Along the gritty terrain of the Texas–Mexico border, a respected and recently engaged lawyer throws his stakes into a cocaine trade worth millions. His hope is that it will be a one-time deal and that, afterward, he can settle into life with his beloved fiancée. But instead, the Counselor finds himself mired in a brutal and dangerous game—one that threatens to destroy everything and everyone he loves. Deft, shocking, and unforgettable, McCarthy is at his finest in this gripping tale about risk, consequence, and the treacherous balance between the two.
About the Author
Born in Rhode Island in 1933 but raised and educated in Tennesee, Cormac McCarthy is the author of a dozen previous novels and the recipient of the Pulitzer Prize, the National Book Award, and the National Book Critics Circle Award.
Praise for The Counselor (Movie Tie-in Edition): A Screenplay…
“McCarthy’s philosophic and erudite dialogue, vivid explosion, and intriguing characters give the story a unique vitality.” —Booklist
More Praise for Cormac McCarthy:
“Like the novelists he admires—Melville, Dostoyevsky, Faulkner—Cormac McCarthy has created an imaginative oeuvre greater and deeper than any single book.
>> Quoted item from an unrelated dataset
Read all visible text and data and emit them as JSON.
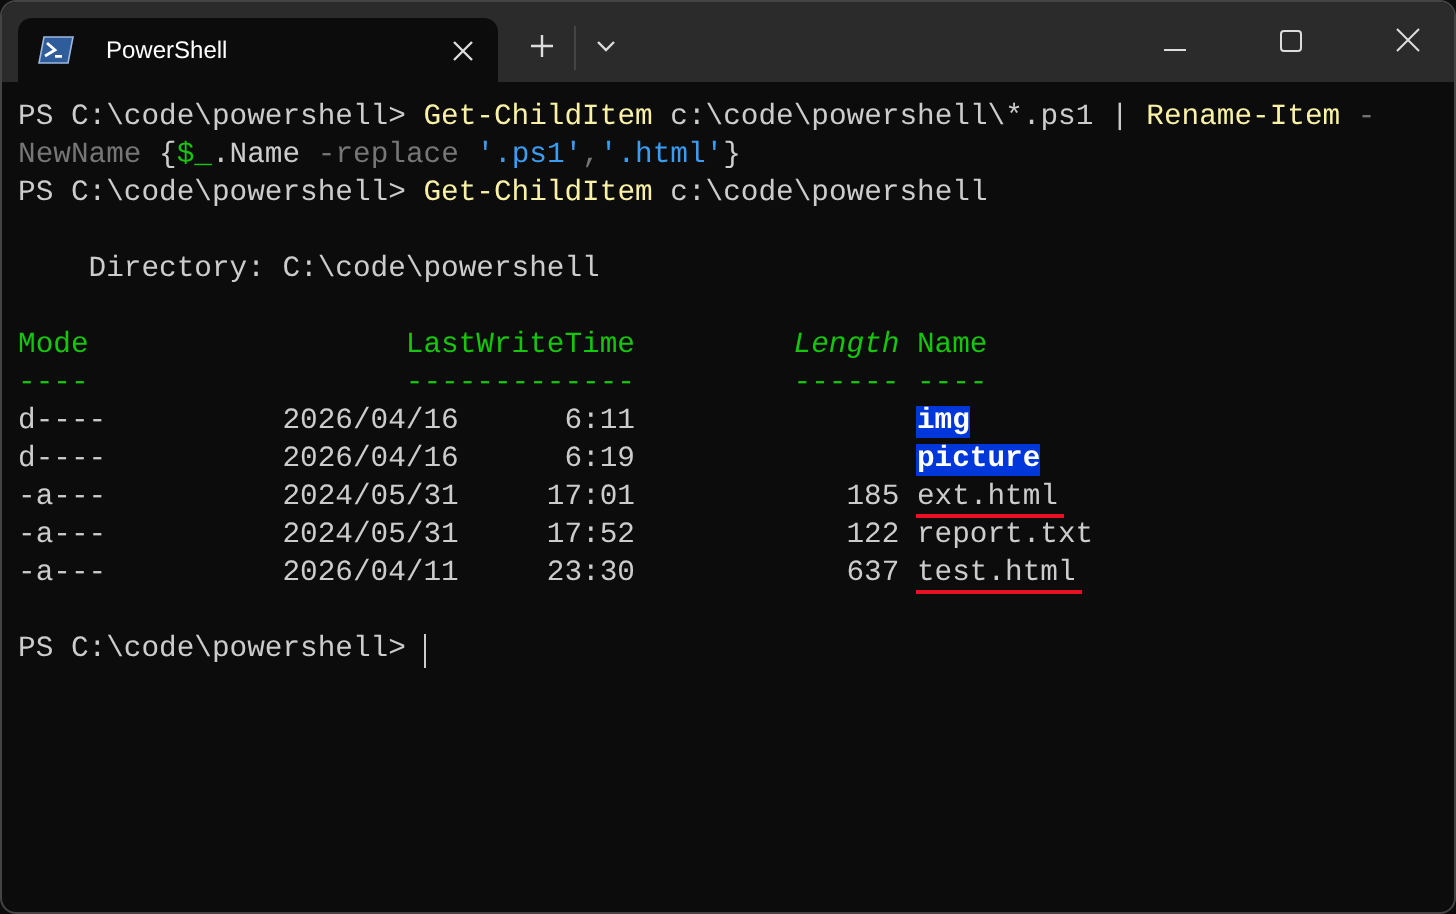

Such writers wrestle with the gods themselves.” —The Washington Post Book World
“McCarthy’s prose [is] the most laudable, his characters the most fully inhabited, his sense of place the most bloodworthy and thoroughly felt of any living writer’s.”—Esquire
“McCarthy is one of the most richly stylized writers in American letters.” —San Francisco Chronicle
“McCarthy justifies the very worth of fiction in the consummate breadth and dimension of his work.” —New York Post
“The genius of McCarthy’s work [is] in its bold, seamless melding of private revelation, cultural insight, and unabashed philosophizing.” —The Village Voice
“He is nothing less than our greatest living writer.” —Houston Chronicle